After an explosion in Nanjing, China, last week, officials tried to cover up the scale of the disaster. Several eye witnesses and initial media reports gave death tolls significantly higher than those given by officials, while local media was prevented from reporting on the explosion. Western media adopted the line taken by Chinese state media in its reports of the incident.
“As if being hit by a missile in war time” was the analogy a resident used to describe the powerful explosion that rocked Nanjing on July 28. Armed police blocked the site immediately after the explosion, and the Nanjing municipal government convened a press conference to declare that the blast was due to a combustible gas (propylene) leak that occurred in the Nanjing Fourth Plastics Plant, a facility no longer in use.

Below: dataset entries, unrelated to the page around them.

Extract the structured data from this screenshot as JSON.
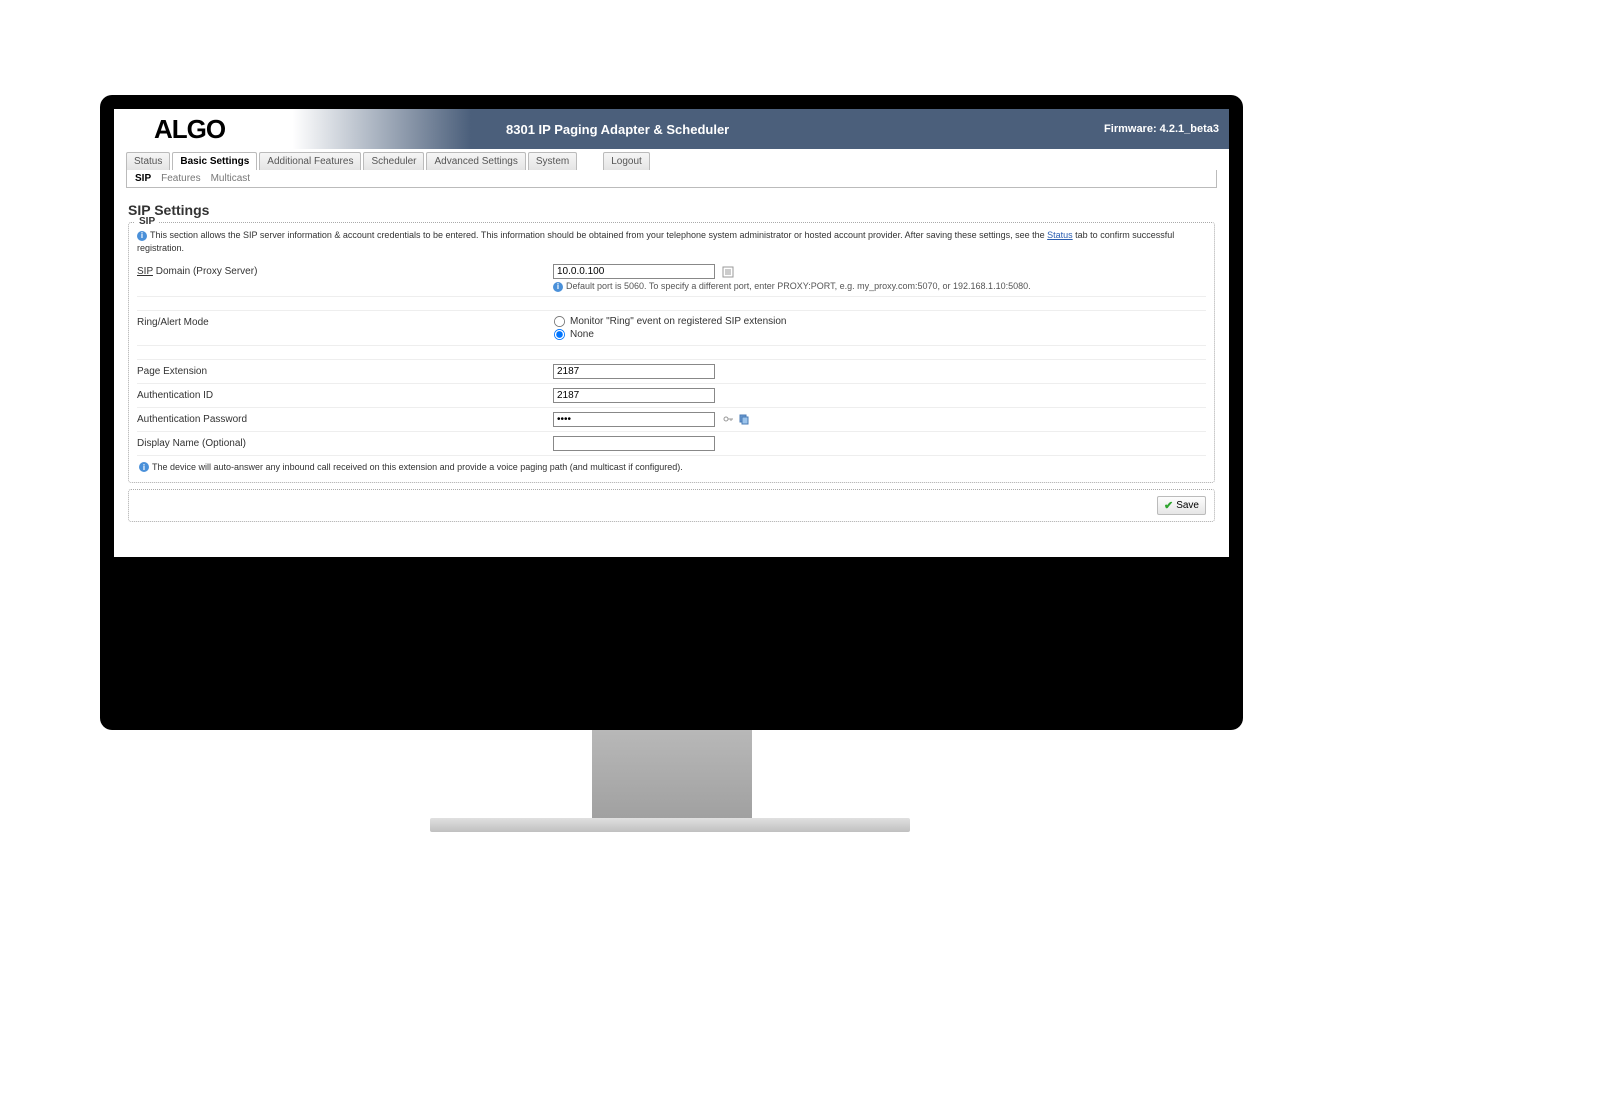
{
  "header": {
    "logo": "ALGO",
    "product": "8301 IP Paging Adapter & Scheduler",
    "firmware_label": "Firmware: 4.2.1_beta3"
  },
  "tabs": {
    "status": "Status",
    "basic": "Basic Settings",
    "additional": "Additional Features",
    "scheduler": "Scheduler",
    "advanced": "Advanced Settings",
    "system": "System",
    "logout": "Logout"
  },
  "subtabs": {
    "sip": "SIP",
    "features": "Features",
    "multicast": "Multicast"
  },
  "page": {
    "title": "SIP Settings",
    "legend": "SIP",
    "intro_pre": "This section allows the SIP server information & account credentials to be entered. This information should be obtained from your telephone system administrator or hosted account provider. After saving these settings, see the ",
    "intro_link": "Status",
    "intro_post": " tab to confirm successful registration."
  },
  "fields": {
    "domain_label_ul": "SIP",
    "domain_label_rest": " Domain (Proxy Server)",
    "domain_value": "10.0.0.100",
    "domain_hint": "Default port is 5060. To specify a different port, enter PROXY:PORT, e.g. my_proxy.com:5070, or 192.168.1.10:5080.",
    "ring_label": "Ring/Alert Mode",
    "ring_opt_monitor": "Monitor \"Ring\" event on registered SIP extension",
    "ring_opt_none": "None",
    "page_ext_label": "Page Extension",
    "page_ext_value": "2187",
    "auth_id_label": "Authentication ID",
    "auth_id_value": "2187",
    "auth_pw_label": "Authentication Password",
    "auth_pw_value": "••••",
    "display_label": "Display Name (Optional)",
    "display_value": "",
    "note": "The device will auto-answer any inbound call received on this extension and provide a voice paging path (and multicast if configured)."
  },
  "save": {
    "label": "Save"
  }
}
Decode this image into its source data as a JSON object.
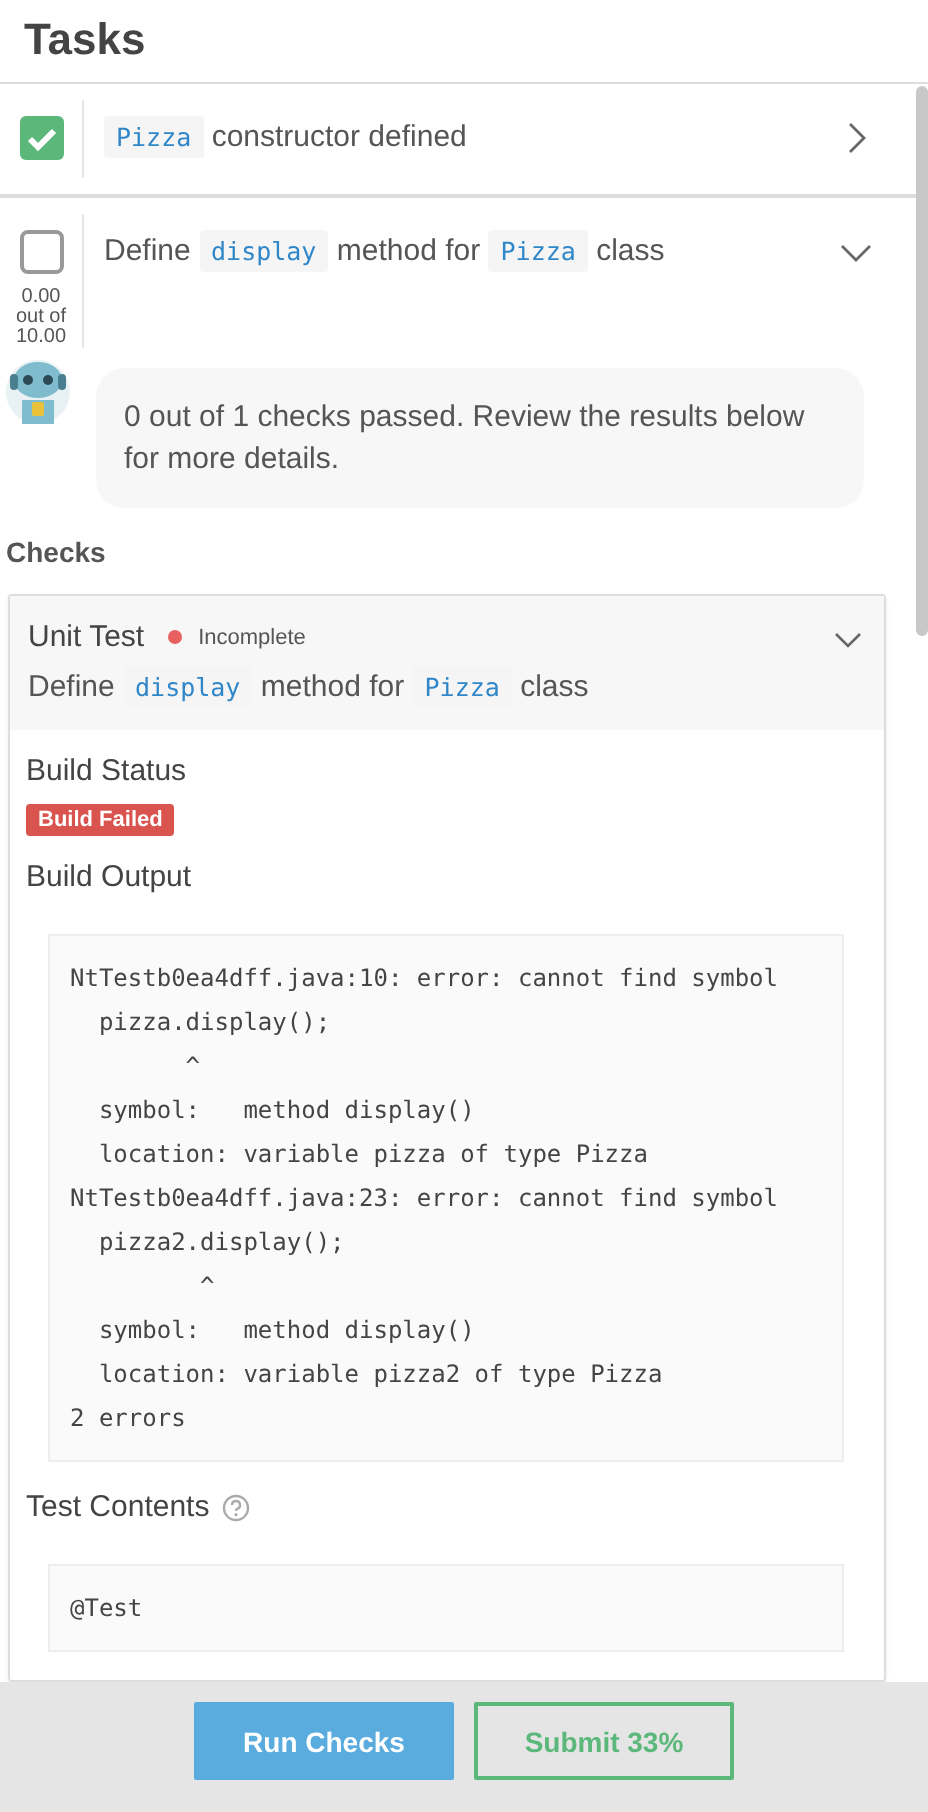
{
  "header": {
    "title": "Tasks"
  },
  "tasks": [
    {
      "checked": true,
      "expanded": false,
      "title": [
        {
          "kind": "code",
          "text": "Pizza"
        },
        {
          "kind": "text",
          "text": "constructor defined"
        }
      ]
    },
    {
      "checked": false,
      "expanded": true,
      "score": "0.00 out of 10.00",
      "title": [
        {
          "kind": "text",
          "text": "Define"
        },
        {
          "kind": "code",
          "text": "display"
        },
        {
          "kind": "text",
          "text": "method for"
        },
        {
          "kind": "code",
          "text": "Pizza"
        },
        {
          "kind": "text",
          "text": "class"
        }
      ],
      "feedback": "0 out of 1 checks passed. Review the results below for more details."
    }
  ],
  "checks_heading": "Checks",
  "checks": [
    {
      "type_label": "Unit Test",
      "status": "Incomplete",
      "color": "#e86060",
      "expanded": true,
      "title": [
        {
          "kind": "text",
          "text": "Define"
        },
        {
          "kind": "code",
          "text": "display"
        },
        {
          "kind": "text",
          "text": "method for"
        },
        {
          "kind": "code",
          "text": "Pizza"
        },
        {
          "kind": "text",
          "text": "class"
        }
      ],
      "build_status_label": "Build Status",
      "build_badge": "Build Failed",
      "build_ok": false,
      "build_output_label": "Build Output",
      "build_output": "NtTestb0ea4dff.java:10: error: cannot find symbol\n  pizza.display();\n        ^\n  symbol:   method display()\n  location: variable pizza of type Pizza\nNtTestb0ea4dff.java:23: error: cannot find symbol\n  pizza2.display();\n         ^\n  symbol:   method display()\n  location: variable pizza2 of type Pizza\n2 errors",
      "test_contents_label": "Test Contents",
      "test_contents": "@Test"
    }
  ],
  "footer": {
    "buttons": [
      {
        "label": "Run Checks",
        "kind": "primary"
      },
      {
        "label": "Submit 33%",
        "kind": "outline"
      }
    ]
  }
}
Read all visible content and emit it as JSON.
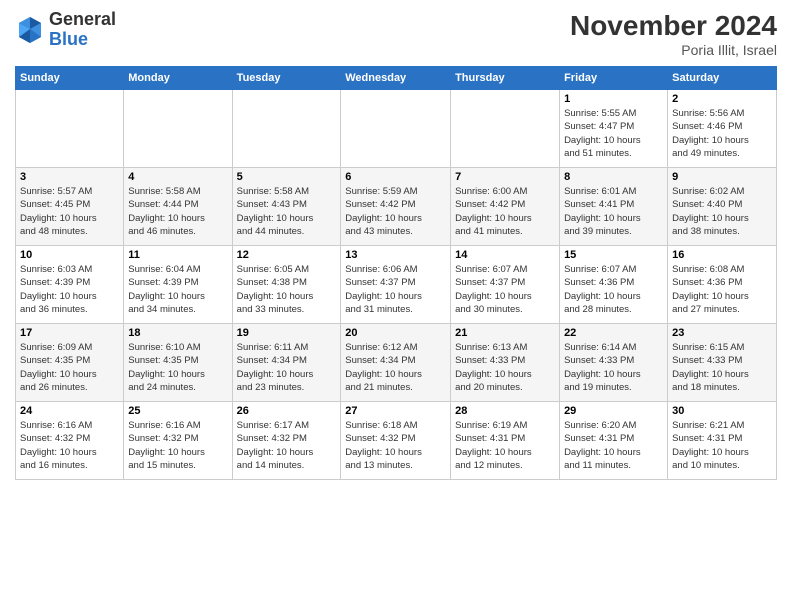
{
  "header": {
    "logo_general": "General",
    "logo_blue": "Blue",
    "month_title": "November 2024",
    "location": "Poria Illit, Israel"
  },
  "weekdays": [
    "Sunday",
    "Monday",
    "Tuesday",
    "Wednesday",
    "Thursday",
    "Friday",
    "Saturday"
  ],
  "weeks": [
    [
      {
        "day": "",
        "info": ""
      },
      {
        "day": "",
        "info": ""
      },
      {
        "day": "",
        "info": ""
      },
      {
        "day": "",
        "info": ""
      },
      {
        "day": "",
        "info": ""
      },
      {
        "day": "1",
        "info": "Sunrise: 5:55 AM\nSunset: 4:47 PM\nDaylight: 10 hours\nand 51 minutes."
      },
      {
        "day": "2",
        "info": "Sunrise: 5:56 AM\nSunset: 4:46 PM\nDaylight: 10 hours\nand 49 minutes."
      }
    ],
    [
      {
        "day": "3",
        "info": "Sunrise: 5:57 AM\nSunset: 4:45 PM\nDaylight: 10 hours\nand 48 minutes."
      },
      {
        "day": "4",
        "info": "Sunrise: 5:58 AM\nSunset: 4:44 PM\nDaylight: 10 hours\nand 46 minutes."
      },
      {
        "day": "5",
        "info": "Sunrise: 5:58 AM\nSunset: 4:43 PM\nDaylight: 10 hours\nand 44 minutes."
      },
      {
        "day": "6",
        "info": "Sunrise: 5:59 AM\nSunset: 4:42 PM\nDaylight: 10 hours\nand 43 minutes."
      },
      {
        "day": "7",
        "info": "Sunrise: 6:00 AM\nSunset: 4:42 PM\nDaylight: 10 hours\nand 41 minutes."
      },
      {
        "day": "8",
        "info": "Sunrise: 6:01 AM\nSunset: 4:41 PM\nDaylight: 10 hours\nand 39 minutes."
      },
      {
        "day": "9",
        "info": "Sunrise: 6:02 AM\nSunset: 4:40 PM\nDaylight: 10 hours\nand 38 minutes."
      }
    ],
    [
      {
        "day": "10",
        "info": "Sunrise: 6:03 AM\nSunset: 4:39 PM\nDaylight: 10 hours\nand 36 minutes."
      },
      {
        "day": "11",
        "info": "Sunrise: 6:04 AM\nSunset: 4:39 PM\nDaylight: 10 hours\nand 34 minutes."
      },
      {
        "day": "12",
        "info": "Sunrise: 6:05 AM\nSunset: 4:38 PM\nDaylight: 10 hours\nand 33 minutes."
      },
      {
        "day": "13",
        "info": "Sunrise: 6:06 AM\nSunset: 4:37 PM\nDaylight: 10 hours\nand 31 minutes."
      },
      {
        "day": "14",
        "info": "Sunrise: 6:07 AM\nSunset: 4:37 PM\nDaylight: 10 hours\nand 30 minutes."
      },
      {
        "day": "15",
        "info": "Sunrise: 6:07 AM\nSunset: 4:36 PM\nDaylight: 10 hours\nand 28 minutes."
      },
      {
        "day": "16",
        "info": "Sunrise: 6:08 AM\nSunset: 4:36 PM\nDaylight: 10 hours\nand 27 minutes."
      }
    ],
    [
      {
        "day": "17",
        "info": "Sunrise: 6:09 AM\nSunset: 4:35 PM\nDaylight: 10 hours\nand 26 minutes."
      },
      {
        "day": "18",
        "info": "Sunrise: 6:10 AM\nSunset: 4:35 PM\nDaylight: 10 hours\nand 24 minutes."
      },
      {
        "day": "19",
        "info": "Sunrise: 6:11 AM\nSunset: 4:34 PM\nDaylight: 10 hours\nand 23 minutes."
      },
      {
        "day": "20",
        "info": "Sunrise: 6:12 AM\nSunset: 4:34 PM\nDaylight: 10 hours\nand 21 minutes."
      },
      {
        "day": "21",
        "info": "Sunrise: 6:13 AM\nSunset: 4:33 PM\nDaylight: 10 hours\nand 20 minutes."
      },
      {
        "day": "22",
        "info": "Sunrise: 6:14 AM\nSunset: 4:33 PM\nDaylight: 10 hours\nand 19 minutes."
      },
      {
        "day": "23",
        "info": "Sunrise: 6:15 AM\nSunset: 4:33 PM\nDaylight: 10 hours\nand 18 minutes."
      }
    ],
    [
      {
        "day": "24",
        "info": "Sunrise: 6:16 AM\nSunset: 4:32 PM\nDaylight: 10 hours\nand 16 minutes."
      },
      {
        "day": "25",
        "info": "Sunrise: 6:16 AM\nSunset: 4:32 PM\nDaylight: 10 hours\nand 15 minutes."
      },
      {
        "day": "26",
        "info": "Sunrise: 6:17 AM\nSunset: 4:32 PM\nDaylight: 10 hours\nand 14 minutes."
      },
      {
        "day": "27",
        "info": "Sunrise: 6:18 AM\nSunset: 4:32 PM\nDaylight: 10 hours\nand 13 minutes."
      },
      {
        "day": "28",
        "info": "Sunrise: 6:19 AM\nSunset: 4:31 PM\nDaylight: 10 hours\nand 12 minutes."
      },
      {
        "day": "29",
        "info": "Sunrise: 6:20 AM\nSunset: 4:31 PM\nDaylight: 10 hours\nand 11 minutes."
      },
      {
        "day": "30",
        "info": "Sunrise: 6:21 AM\nSunset: 4:31 PM\nDaylight: 10 hours\nand 10 minutes."
      }
    ]
  ]
}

At the press conference it was said that a massive fire had broken out. Thirteen people were said to have died with 120 being injured, 14 of who were in critical condition; 4,300 households were said to be damaged.
Questions from the public quickly arose, registered in conversations and on blogs, such as why live TV coverage was banned at the site; why the location of the explosion was said to be a plastics plant by some, a liquid petroleum gas (LPG) factory by others, and a chemical plant by yet others; and why was there an air of secrecy surrounding the number killed.
‘170 People Died’
Soufun.com first reported that the explosion occurred at an LPG factory in Maigaoqiao, a suburb in the Qixia District of Nanjing, on the afternoon of July 28, and that 79 people had been killed. After that, several other Chinese media published similar reports.
The first eyewitness to report the incident was Chen Guangbiao, an entrepreneur and noted philanthropist. He told Wenzhou Net on the afternoon of July 28, “There were two bigger explosions. After the biggest one, people nearby all had tinnitus [ringing in the ears] for a short while.”
He also told Shanghai TV: “I’m not exactly sure how many people were killed, but more than 100 bodies were carried out.”
The Epoch Times managed to contact a man who accompanied his relative to the hospital. "I was an eyewitness. More than 170 people died at the scene. The hospital is full, but the government is afraid to report it. My relative was hit by glass pieces in the face. A kindhearted person drove us to Maigaoqiao Hospital. There were too many people and not enough doctors; I kept hearing doctors yell, 'This one won't make it, that one won't make it.'"
A doctor disclosed that the mayor had insisted that the injured could not be reported dead until three days after being hospitalized: by then the deaths would be counted as a result of the wounds rather than the accident.
Several Nanjing residents told The Epoch Times that at least 100 people had been burned to death by the LPG explosion
These accounts differed from the official report, which claimed that only 13 were killed, and gave no mention of the explosion occurring in an old LPG factory. State media had reported that a propylene pipe was damaged during the demolition of a plastic plant, and that the leaking propylene was ignited when a privately-owned car started nearby, at 10:15 a.m.
Continued on the next page…